## Input material
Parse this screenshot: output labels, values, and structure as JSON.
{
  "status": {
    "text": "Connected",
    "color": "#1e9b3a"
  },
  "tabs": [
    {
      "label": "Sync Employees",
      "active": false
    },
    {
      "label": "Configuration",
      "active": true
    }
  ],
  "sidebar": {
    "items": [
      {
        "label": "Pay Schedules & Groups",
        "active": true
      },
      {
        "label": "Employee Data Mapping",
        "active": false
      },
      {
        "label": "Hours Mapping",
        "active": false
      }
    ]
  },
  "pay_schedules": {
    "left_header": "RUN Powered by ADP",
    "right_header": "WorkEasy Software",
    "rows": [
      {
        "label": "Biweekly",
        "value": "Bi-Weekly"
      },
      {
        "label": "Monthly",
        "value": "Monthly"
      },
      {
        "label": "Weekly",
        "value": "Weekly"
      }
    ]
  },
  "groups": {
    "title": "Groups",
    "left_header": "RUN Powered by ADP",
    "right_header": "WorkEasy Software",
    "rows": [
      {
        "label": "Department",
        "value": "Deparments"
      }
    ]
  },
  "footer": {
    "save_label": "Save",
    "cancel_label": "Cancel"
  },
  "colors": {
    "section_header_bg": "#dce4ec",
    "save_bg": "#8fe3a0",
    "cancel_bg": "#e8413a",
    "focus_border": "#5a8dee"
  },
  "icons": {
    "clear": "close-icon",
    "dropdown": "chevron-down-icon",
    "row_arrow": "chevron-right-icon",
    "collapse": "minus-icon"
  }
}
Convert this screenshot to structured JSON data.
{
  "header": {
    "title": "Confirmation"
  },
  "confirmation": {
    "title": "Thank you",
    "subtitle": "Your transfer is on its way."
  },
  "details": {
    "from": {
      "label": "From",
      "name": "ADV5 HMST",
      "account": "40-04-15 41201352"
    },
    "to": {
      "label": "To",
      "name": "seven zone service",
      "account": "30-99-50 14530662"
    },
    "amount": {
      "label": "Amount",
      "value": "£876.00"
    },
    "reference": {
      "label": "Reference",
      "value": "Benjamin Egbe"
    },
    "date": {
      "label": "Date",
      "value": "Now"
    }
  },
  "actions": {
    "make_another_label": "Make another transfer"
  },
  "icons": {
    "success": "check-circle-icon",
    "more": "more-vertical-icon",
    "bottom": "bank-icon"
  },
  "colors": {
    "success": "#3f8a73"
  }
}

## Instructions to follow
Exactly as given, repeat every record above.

## Response area
Parse this screenshot: output labels, values, and structure as JSON.
{
  "status": {
    "text": "Connected",
    "color": "#1e9b3a"
  },
  "tabs": [
    {
      "label": "Sync Employees",
      "active": false
    },
    {
      "label": "Configuration",
      "active": true
    }
  ],
  "sidebar": {
    "items": [
      {
        "label": "Pay Schedules & Groups",
        "active": true
      },
      {
        "label": "Employee Data Mapping",
        "active": false
      },
      {
        "label": "Hours Mapping",
        "active": false
      }
    ]
  },
  "pay_schedules": {
    "left_header": "RUN Powered by ADP",
    "right_header": "WorkEasy Software",
    "rows": [
      {
        "label": "Biweekly",
        "value": "Bi-Weekly"
      },
      {
        "label": "Monthly",
        "value": "Monthly"
      },
      {
        "label": "Weekly",
        "value": "Weekly"
      }
    ]
  },
  "groups": {
    "title": "Groups",
    "left_header": "RUN Powered by ADP",
    "right_header": "WorkEasy Software",
    "rows": [
      {
        "label": "Department",
        "value": "Deparments"
      }
    ]
  },
  "footer": {
    "save_label": "Save",
    "cancel_label": "Cancel"
  },
  "colors": {
    "section_header_bg": "#dce4ec",
    "save_bg": "#8fe3a0",
    "cancel_bg": "#e8413a",
    "focus_border": "#5a8dee"
  },
  "icons": {
    "clear": "close-icon",
    "dropdown": "chevron-down-icon",
    "row_arrow": "chevron-right-icon",
    "collapse": "minus-icon"
  }
}
Convert this screenshot to structured JSON data.
{
  "header": {
    "title": "Confirmation"
  },
  "confirmation": {
    "title": "Thank you",
    "subtitle": "Your transfer is on its way."
  },
  "details": {
    "from": {
      "label": "From",
      "name": "ADV5 HMST",
      "account": "40-04-15 41201352"
    },
    "to": {
      "label": "To",
      "name": "seven zone service",
      "account": "30-99-50 14530662"
    },
    "amount": {
      "label": "Amount",
      "value": "£876.00"
    },
    "reference": {
      "label": "Reference",
      "value": "Benjamin Egbe"
    },
    "date": {
      "label": "Date",
      "value": "Now"
    }
  },
  "actions": {
    "make_another_label": "Make another transfer"
  },
  "icons": {
    "success": "check-circle-icon",
    "more": "more-vertical-icon",
    "bottom": "bank-icon"
  },
  "colors": {
    "success": "#3f8a73"
  }
}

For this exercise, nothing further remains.